National & International News
The day’s top national and international news

State Lawmakers Work to Give Research Animals New Lease on Life

In 2016, nearly 61,000 dogs and nearly 19,000 cats lived in medical and scientific research laboratories

    processing...

    NEWSLETTERS

    State Lawmakers Work to Give Research Animals New Lease on Life
    Andika Wikasa /EyeEm/Getty Images, File
    A beagle is shown in this file photo. Eight states in the U.S. have passed "Beagle Freedom" laws aimed at saving the lives of dogs who are the subject of medical research and experimentation. Beagles are the breed of dogs most commonly tested on.

    Animal welfare groups say most dogs who are subjects of medical research and experimentation are euthanized and destroyed when labs they live in have completed their tests, NBC News reported.

    But now, a growing number of states are working to crack down on that practice by passing legislation that mandates research laboratories to first attempt to adopt out healthy animals that have survived research tests. Minnesota, Connecticut, Nevada, California, Illinois and New York have enacted these "Beagle Freedom" laws, which are named after the dog breed most commonly tested on. Maryland's governor also recently signed a bill into law, and Delaware's General Assembly passed a similar measure Tuesday. 

    In 2016, nearly 61,000 dogs and nearly 19,000 cats lived in medical and scientific research laboratories, according to the Animal and Plant Health Inspection Service division of the United States Department of Agriculture. The legislation has the potential to place thousands more dogs and cats into homes.

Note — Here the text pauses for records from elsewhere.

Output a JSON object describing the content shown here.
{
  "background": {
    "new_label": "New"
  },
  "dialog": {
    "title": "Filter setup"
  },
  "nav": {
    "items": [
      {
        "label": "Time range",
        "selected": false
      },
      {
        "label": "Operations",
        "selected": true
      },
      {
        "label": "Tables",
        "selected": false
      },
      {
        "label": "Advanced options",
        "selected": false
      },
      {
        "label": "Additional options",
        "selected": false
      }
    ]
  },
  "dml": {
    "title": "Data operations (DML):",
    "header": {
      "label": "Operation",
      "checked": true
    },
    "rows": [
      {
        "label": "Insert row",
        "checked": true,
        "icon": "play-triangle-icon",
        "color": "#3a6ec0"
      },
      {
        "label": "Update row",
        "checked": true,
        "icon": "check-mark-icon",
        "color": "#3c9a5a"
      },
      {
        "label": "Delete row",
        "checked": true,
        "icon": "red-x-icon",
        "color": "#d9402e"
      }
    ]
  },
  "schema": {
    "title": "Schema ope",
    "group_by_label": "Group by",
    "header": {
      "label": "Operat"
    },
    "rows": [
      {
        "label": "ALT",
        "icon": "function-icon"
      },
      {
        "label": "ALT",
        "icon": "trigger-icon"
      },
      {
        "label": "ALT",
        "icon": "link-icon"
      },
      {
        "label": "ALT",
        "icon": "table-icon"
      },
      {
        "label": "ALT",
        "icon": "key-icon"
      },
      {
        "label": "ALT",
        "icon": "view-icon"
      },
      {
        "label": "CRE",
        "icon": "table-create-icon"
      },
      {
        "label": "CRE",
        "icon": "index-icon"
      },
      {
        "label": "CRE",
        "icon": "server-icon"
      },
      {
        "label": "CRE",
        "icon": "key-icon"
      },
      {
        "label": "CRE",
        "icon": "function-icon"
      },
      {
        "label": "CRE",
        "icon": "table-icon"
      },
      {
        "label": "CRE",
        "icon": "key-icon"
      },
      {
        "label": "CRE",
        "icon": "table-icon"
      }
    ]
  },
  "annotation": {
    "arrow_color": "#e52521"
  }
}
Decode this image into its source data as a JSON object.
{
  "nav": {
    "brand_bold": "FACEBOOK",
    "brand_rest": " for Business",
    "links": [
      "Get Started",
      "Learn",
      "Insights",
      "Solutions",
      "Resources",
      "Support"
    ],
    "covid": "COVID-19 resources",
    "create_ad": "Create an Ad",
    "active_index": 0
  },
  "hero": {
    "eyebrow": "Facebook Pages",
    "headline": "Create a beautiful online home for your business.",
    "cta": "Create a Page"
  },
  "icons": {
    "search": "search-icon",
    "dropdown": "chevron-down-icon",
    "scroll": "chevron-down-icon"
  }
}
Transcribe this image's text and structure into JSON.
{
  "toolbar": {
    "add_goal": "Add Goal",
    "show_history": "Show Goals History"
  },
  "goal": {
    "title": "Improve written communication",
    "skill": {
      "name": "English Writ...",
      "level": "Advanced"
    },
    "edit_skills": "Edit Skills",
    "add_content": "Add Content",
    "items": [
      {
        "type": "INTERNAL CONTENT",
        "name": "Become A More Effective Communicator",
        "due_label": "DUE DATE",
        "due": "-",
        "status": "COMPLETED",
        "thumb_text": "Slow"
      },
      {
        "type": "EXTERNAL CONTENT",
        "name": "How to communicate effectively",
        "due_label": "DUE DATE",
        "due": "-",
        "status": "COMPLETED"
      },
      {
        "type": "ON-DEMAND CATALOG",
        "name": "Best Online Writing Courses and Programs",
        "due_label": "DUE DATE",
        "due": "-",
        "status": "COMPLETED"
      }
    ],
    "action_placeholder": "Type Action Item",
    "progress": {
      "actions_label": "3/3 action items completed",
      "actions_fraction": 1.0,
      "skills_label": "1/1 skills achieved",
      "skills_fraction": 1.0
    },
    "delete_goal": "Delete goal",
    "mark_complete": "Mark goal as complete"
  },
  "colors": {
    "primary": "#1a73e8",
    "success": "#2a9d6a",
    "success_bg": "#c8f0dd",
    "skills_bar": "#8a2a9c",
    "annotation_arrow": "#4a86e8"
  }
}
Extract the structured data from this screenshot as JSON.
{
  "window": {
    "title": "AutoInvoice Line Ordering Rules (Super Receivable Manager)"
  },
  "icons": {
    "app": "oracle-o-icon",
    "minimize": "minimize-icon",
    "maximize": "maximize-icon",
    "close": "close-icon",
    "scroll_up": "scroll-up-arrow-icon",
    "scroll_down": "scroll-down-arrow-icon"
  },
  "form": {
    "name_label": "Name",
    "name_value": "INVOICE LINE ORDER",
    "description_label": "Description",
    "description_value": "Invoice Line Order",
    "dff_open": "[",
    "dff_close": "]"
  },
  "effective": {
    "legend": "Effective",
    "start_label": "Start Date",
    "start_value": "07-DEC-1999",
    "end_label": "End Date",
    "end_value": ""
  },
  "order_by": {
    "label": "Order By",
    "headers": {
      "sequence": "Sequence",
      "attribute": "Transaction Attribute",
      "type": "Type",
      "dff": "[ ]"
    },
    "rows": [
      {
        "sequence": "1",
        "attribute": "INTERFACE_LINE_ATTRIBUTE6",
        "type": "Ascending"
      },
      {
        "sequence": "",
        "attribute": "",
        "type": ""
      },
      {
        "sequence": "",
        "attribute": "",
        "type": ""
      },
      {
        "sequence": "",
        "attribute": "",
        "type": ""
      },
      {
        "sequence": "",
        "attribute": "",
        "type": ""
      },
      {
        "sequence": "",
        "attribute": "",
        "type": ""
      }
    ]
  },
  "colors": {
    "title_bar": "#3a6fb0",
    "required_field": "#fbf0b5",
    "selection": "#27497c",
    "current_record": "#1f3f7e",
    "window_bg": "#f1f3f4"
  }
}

    "Every animal, who can, should be afforded the opportunity at life in a loving home after their time in the laboratory. That’s the very least we should do for them," Kathleen Conlee, vice president of animal research issues for the Humane Society of the United States, said.

    DHS Secretary Defends Practice of Separating Families at Border

    [NATL] DHS Secretary Defends Practice of Separating Families at Border

    Homeland Security Secretary Kirstjen Nielsen defended the practice of separating families at the U.S.-Mexico border, saying that her department is merely following laws. Speaking at a White House briefing Monday, Nielsen said the issue has been growing for years, the product of loopholes that have created an open border.

    (Published Monday, June 18, 2018)